All About Jazz

Home » Musicians » Winston Mankunku Ngozi

Winston Mankunku Ngozi Winston Mankunku Ngozi

He was born in Retreat, Western Cape, in 1943, the first child in a musical family. He played piano at the age of seven, and later clarinet and trumpet. In his mid-teens he learned the alto and tenor saxophone. He cites John Coltrane, local saxophonist “Cups & Saucers”, pianist Merton Barrow, as well as bassist Midge Pike as major influences.

Mankunku chose to remain in his native Cape Town during apartheid. This meant that he was subjected to the Separate Amenities Act and similar apartheid legislation. A classic tale tells of his performance with an all-white big band in the Cape Town City Hall in 1964, where, because a mixed-race band was unlawful, he was forced to play behind a curtain so as to remain out of sight.

In 1968 he recorded the famous blockbuster “Yakhal' Inkomo”, with Early Mabuza, Agrippa Magwaza and Lionel Pillay. It won him the Castle Lager “Jazz Musician of the Year” award for 1968. Another colleague was Abdullah Ibrahim.

He died on 13 October 2009 after a long struggle with illness.


Tags

Photos

Albums

Album Abantwana Be Afrika by Winston Mankunku Ngozi

Abantwana Be Afrika

Sheer Sound
2003

buy
Album Molo Africa by Winston Mankunku Ngozi

Molo Africa

Sheer Sound
2002

buy
Album Yakhal' Inkomo by Winston Mankunku Ngozi

Yakhal' Inkomo

World Record Co.
1968

buy

Watch

Similar

Shop for Music

Start your music shopping from All About Jazz and through our retail affiliations you'll support us in the process.

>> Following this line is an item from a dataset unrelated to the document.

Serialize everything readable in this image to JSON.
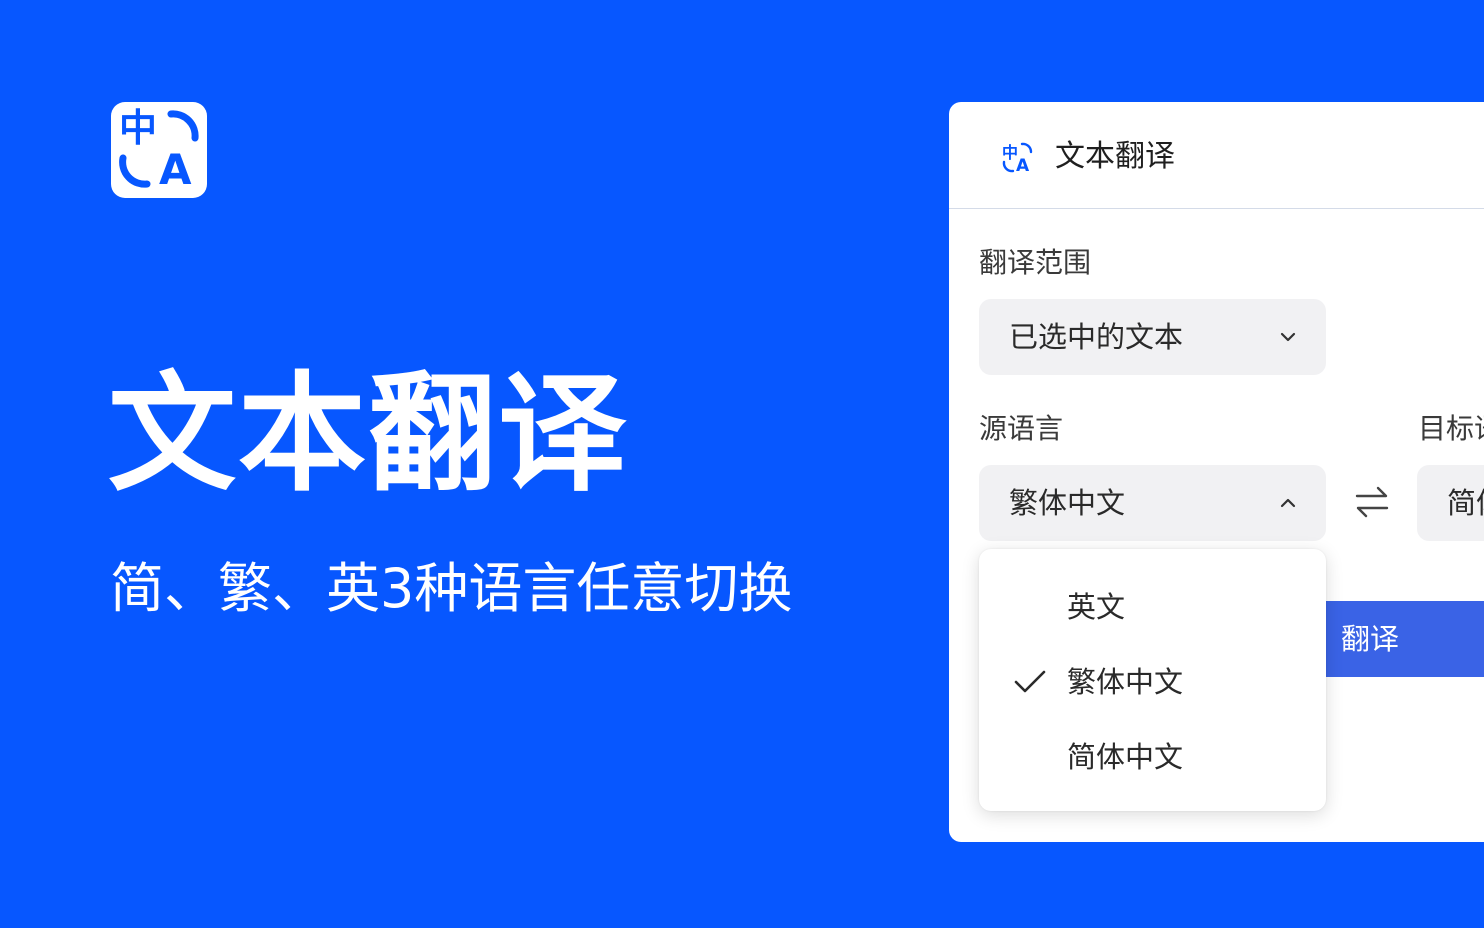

MUSICSTACK
Rare vinyl LPs and CDs from over 1,000 independent sellers
AMAZON
CDs, Vinyl, Blu-Ray DVDS, Prime membership, Alexa, SONOS and more
HD TRACKS
Specializing in high resolution and CD-quality downloads
CD UNIVERSE
Specializing in music, movies and video games
REVERB
Marketplace for new, used, and vintage instruments and gear

All About Jazz needs your support

Donate
All About Jazz & Jazz Near You were built to promote jazz music: both recorded and live events. We rely primarily on venues, festivals and musicians to promote their events through our platform. With club closures, shelter in place and an uncertain future, we've pivoted our platform to collect, promote and broadcast livestream concerts to support our jazz musician friends. This is a significant but neccesary effort that will help musicians now, and in the future. You can help offset the cost of this essential undertaking by making a donation today. In return, we'll deliver an ad-free experience (which includes hiding the bottom right video ad). Thank you.

Get more of a good thing

Our weekly newsletter highlights our top stories and includes your local jazz events calendar.